Match on the string "true" in the entries below and return every matching line.

--- EXTRACTED MATERIAL Enclosed Below ---

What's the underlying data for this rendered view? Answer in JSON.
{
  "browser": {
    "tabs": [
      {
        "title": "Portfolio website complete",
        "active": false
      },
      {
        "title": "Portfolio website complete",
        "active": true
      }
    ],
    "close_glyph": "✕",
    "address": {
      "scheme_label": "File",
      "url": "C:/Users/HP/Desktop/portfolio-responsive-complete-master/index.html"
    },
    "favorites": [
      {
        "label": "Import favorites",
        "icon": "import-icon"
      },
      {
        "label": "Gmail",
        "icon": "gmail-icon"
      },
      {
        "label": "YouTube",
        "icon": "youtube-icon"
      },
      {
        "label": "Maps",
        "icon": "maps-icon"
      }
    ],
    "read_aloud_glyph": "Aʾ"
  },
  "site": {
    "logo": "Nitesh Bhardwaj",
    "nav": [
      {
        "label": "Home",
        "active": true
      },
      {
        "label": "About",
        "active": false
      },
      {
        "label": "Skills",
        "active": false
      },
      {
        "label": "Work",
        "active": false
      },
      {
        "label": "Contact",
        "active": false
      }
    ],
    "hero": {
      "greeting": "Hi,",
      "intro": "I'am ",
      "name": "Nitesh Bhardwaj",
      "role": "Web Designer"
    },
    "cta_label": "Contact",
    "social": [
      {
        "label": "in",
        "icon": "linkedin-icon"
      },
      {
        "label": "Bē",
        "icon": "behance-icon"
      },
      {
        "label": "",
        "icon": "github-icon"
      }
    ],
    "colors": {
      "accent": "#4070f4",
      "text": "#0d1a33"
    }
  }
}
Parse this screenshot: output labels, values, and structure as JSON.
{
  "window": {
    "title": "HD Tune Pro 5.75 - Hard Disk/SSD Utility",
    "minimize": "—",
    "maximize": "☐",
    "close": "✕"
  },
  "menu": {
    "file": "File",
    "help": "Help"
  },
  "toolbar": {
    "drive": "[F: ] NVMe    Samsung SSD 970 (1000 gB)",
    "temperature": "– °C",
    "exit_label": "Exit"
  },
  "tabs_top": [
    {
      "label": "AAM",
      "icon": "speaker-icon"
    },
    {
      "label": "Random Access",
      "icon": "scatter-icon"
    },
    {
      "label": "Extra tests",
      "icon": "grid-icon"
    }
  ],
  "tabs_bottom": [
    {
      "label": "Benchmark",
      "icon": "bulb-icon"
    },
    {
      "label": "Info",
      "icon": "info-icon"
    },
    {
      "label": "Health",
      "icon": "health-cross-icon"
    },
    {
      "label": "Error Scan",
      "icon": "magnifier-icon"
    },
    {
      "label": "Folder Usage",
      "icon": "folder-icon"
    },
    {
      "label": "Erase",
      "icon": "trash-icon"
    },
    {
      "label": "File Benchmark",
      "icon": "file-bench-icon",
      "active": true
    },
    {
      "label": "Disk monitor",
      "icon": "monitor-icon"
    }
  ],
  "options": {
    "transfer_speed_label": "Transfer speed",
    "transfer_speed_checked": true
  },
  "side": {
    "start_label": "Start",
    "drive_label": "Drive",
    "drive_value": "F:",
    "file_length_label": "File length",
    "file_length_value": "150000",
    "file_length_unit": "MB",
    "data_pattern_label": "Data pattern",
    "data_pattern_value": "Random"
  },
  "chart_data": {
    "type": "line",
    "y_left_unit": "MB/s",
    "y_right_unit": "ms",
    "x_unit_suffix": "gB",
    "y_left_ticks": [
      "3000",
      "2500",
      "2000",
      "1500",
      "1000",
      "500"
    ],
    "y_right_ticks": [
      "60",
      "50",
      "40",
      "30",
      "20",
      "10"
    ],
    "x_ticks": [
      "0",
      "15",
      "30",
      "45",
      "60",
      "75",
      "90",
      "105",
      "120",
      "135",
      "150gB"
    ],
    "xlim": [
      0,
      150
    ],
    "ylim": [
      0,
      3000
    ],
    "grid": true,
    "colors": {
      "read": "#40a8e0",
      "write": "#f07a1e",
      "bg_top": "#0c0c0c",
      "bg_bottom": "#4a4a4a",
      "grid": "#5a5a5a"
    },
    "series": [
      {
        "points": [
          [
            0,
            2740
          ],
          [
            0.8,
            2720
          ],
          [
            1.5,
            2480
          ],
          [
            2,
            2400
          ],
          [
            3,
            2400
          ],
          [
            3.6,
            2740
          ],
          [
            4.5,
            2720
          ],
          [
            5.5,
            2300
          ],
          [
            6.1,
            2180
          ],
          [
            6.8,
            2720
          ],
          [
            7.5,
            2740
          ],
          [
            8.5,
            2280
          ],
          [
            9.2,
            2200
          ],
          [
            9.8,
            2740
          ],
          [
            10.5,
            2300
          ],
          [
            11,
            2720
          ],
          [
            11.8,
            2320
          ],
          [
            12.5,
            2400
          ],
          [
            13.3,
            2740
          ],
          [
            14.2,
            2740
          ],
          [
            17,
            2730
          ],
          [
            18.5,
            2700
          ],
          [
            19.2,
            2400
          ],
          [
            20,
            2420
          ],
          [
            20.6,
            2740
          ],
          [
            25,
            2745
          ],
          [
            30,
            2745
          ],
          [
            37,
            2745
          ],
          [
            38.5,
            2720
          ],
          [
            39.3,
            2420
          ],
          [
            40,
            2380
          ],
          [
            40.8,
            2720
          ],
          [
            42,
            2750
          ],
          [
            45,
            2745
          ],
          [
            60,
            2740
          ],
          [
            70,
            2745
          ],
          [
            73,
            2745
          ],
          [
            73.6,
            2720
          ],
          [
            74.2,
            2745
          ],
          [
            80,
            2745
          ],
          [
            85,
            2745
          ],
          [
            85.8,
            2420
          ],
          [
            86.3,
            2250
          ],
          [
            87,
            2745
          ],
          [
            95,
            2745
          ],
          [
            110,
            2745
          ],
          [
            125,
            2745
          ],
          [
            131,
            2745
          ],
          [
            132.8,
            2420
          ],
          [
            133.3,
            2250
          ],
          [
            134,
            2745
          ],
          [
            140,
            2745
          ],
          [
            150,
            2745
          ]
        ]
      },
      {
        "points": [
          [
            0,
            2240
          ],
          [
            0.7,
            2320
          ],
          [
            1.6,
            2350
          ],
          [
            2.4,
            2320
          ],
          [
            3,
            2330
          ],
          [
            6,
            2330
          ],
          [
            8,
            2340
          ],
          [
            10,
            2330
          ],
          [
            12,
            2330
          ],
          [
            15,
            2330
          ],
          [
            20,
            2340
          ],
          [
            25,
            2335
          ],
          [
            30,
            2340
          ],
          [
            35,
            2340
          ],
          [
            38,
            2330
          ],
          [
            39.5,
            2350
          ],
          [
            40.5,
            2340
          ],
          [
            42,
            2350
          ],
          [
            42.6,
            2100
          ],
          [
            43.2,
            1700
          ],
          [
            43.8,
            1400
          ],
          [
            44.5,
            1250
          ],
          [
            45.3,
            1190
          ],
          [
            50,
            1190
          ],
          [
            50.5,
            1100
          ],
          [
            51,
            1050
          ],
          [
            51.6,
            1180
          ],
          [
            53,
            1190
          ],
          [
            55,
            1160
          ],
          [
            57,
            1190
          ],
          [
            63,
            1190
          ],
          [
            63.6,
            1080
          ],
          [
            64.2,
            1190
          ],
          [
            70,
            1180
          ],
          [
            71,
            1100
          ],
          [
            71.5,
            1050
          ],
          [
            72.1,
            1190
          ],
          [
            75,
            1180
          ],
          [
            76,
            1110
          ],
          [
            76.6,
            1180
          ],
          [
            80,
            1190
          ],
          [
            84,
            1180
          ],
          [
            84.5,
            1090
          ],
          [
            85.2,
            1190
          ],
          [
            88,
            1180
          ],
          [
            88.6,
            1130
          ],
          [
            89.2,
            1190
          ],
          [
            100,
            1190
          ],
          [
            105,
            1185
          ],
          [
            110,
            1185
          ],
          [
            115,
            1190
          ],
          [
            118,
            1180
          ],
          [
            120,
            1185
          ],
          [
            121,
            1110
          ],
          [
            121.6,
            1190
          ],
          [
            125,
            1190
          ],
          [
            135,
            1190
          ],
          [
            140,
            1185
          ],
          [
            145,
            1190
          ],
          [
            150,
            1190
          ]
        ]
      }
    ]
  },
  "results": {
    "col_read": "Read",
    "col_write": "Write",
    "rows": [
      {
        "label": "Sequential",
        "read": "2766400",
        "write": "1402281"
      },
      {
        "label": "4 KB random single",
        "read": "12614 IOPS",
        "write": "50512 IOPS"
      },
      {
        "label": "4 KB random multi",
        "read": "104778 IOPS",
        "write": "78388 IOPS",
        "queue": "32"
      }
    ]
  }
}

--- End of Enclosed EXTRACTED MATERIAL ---

- **OUTPUT OF THE TASK**
        "active": true
        "active": true
      "active": true
    "transfer_speed_checked": true
    "grid": true,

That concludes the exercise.